Democratic governors of Northern states urged federal officials on Monday to force air pollution reductions in North Carolina and eight other states, saying citizens up North are choking on incoming smog from the South and the Rust Belt.
The governors say that on hazy summer days as much as 95 percent of their air pollution comes from the other states. They are asking the Environmental Protection Agency to clamp down on power plants, industrial facilities and automobile traffic that send foul air across state lines.
“We’re sick and tired of being the tailpipe to the polluters to our west and south,” said Vermont Gov. Peter Shumlin in Monday’s announcement. “These emissions create acid rain as well as dirty air. It’s killing fish in our lakes and streams.”
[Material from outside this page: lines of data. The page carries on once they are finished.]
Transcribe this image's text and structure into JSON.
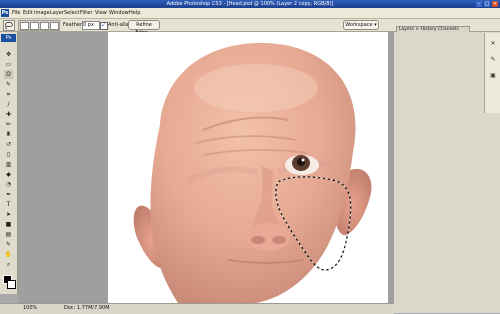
{
  "window": {
    "title": "Adobe Photoshop CS3 - [Head.psd @ 100% (Layer 2 copy, RGB/8)]",
    "controls": [
      "minimize-icon",
      "maximize-icon",
      "close-icon"
    ]
  },
  "app_logo": "Ps",
  "menu": [
    "File",
    "Edit",
    "Image",
    "Layer",
    "Select",
    "Filter",
    "View",
    "Window",
    "Help"
  ],
  "options": {
    "feather_label": "Feather:",
    "feather_value": "0 px",
    "antialias_label": "Anti-alias",
    "refine_edge": "Refine Edge...",
    "workspace": "Workspace ▾"
  },
  "panels": {
    "tabs": "Layers × History Channels Paths"
  },
  "status": {
    "zoom": "100%",
    "doc": "Doc: 1.77M/7.90M"
  },
  "colors": {
    "titlebar": "#1c3f8f",
    "chrome": "#ece9d8",
    "canvas_bg": "#9f9f9f"
  },
  "tools": [
    "move-tool-icon",
    "marquee-tool-icon",
    "lasso-tool-icon",
    "quick-selection-icon",
    "crop-tool-icon",
    "slice-tool-icon",
    "healing-brush-icon",
    "brush-tool-icon",
    "stamp-tool-icon",
    "history-brush-icon",
    "eraser-tool-icon",
    "gradient-tool-icon",
    "blur-tool-icon",
    "dodge-tool-icon",
    "pen-tool-icon",
    "type-tool-icon",
    "path-select-icon",
    "shape-tool-icon",
    "notes-tool-icon",
    "eyedropper-icon",
    "hand-tool-icon",
    "zoom-tool-icon"
  ]
}
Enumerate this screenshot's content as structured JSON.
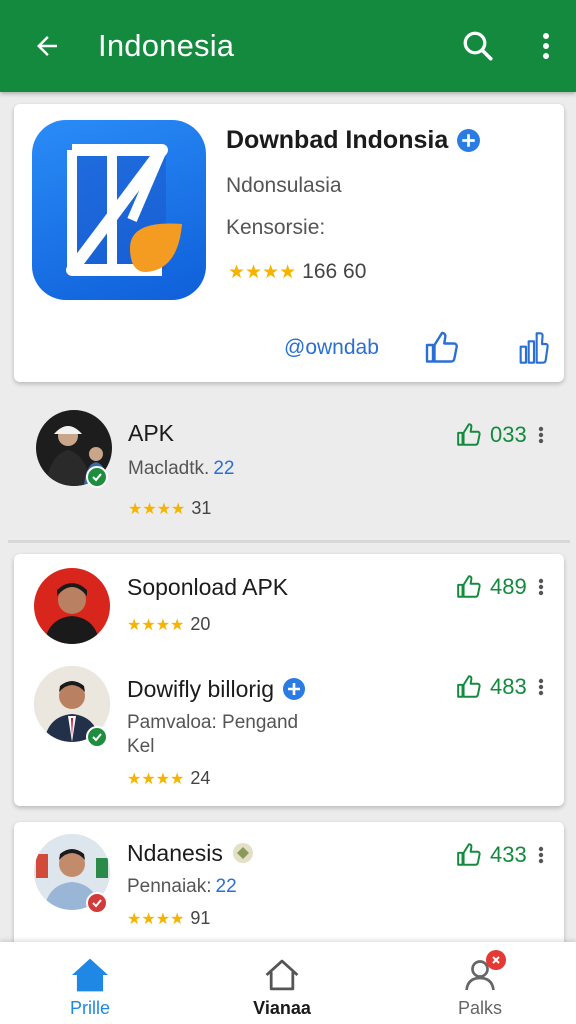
{
  "appbar": {
    "title": "Indonesia"
  },
  "featured": {
    "name": "Downbad Indonsia",
    "subtitle": "Ndonsulasia",
    "subtitle2": "Kensorsie:",
    "rating_text": "166  60",
    "rating_stars": "★★★★",
    "handle": "@owndab"
  },
  "items": [
    {
      "name": "APK",
      "meta_label": "Macladtk.",
      "meta_num": "22",
      "stars": "★★★★",
      "rating": "31",
      "likes": "033"
    },
    {
      "name": "Soponload APK",
      "stars": "★★★★",
      "rating": "20",
      "likes": "489"
    },
    {
      "name": "Dowifly billorig",
      "meta_label": "Pamvaloa: Pengand",
      "meta_line2": "Kel",
      "stars": "★★★★",
      "rating": "24",
      "likes": "483"
    },
    {
      "name": "Ndanesis",
      "meta_label": "Pennaiak:",
      "meta_num": "22",
      "stars": "★★★★",
      "rating": "91",
      "likes": "433"
    }
  ],
  "bottom_nav": [
    {
      "label": "Prille",
      "active": true
    },
    {
      "label": "Vianaa",
      "active": false
    },
    {
      "label": "Palks",
      "active": false
    }
  ],
  "colors": {
    "primary": "#138a3e",
    "link": "#2a6fd6",
    "star": "#f5b400"
  },
  "icons": [
    "arrow-left-icon",
    "search-icon",
    "more-vert-icon",
    "verified-icon",
    "thumb-up-icon",
    "home-icon",
    "profile-icon"
  ]
}
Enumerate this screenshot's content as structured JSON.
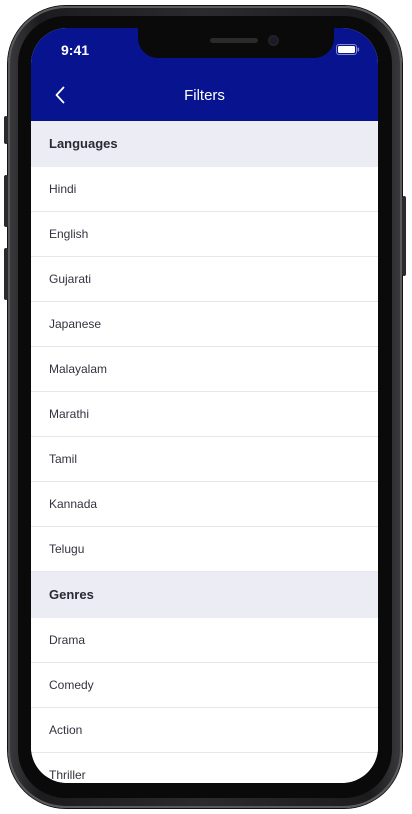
{
  "status": {
    "time": "9:41"
  },
  "header": {
    "title": "Filters"
  },
  "sections": [
    {
      "title": "Languages",
      "items": [
        "Hindi",
        "English",
        "Gujarati",
        "Japanese",
        "Malayalam",
        "Marathi",
        "Tamil",
        "Kannada",
        "Telugu"
      ]
    },
    {
      "title": "Genres",
      "items": [
        "Drama",
        "Comedy",
        "Action",
        "Thriller"
      ]
    }
  ],
  "colors": {
    "header_bg": "#08138f",
    "section_bg": "#ececf4"
  }
}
The EPA has 18 months to decide how to deal with the petition to control airborne pollution coming from states hundreds of miles away. The request was filed a day before the U.S. Supreme Court was scheduled to hear arguments, on Tuesday, about the EPA’s authority to regulate air pollution that crosses state lines. In the Supreme Court case, which is not related to Monday’s petition, North Carolina supports the EPA’s position.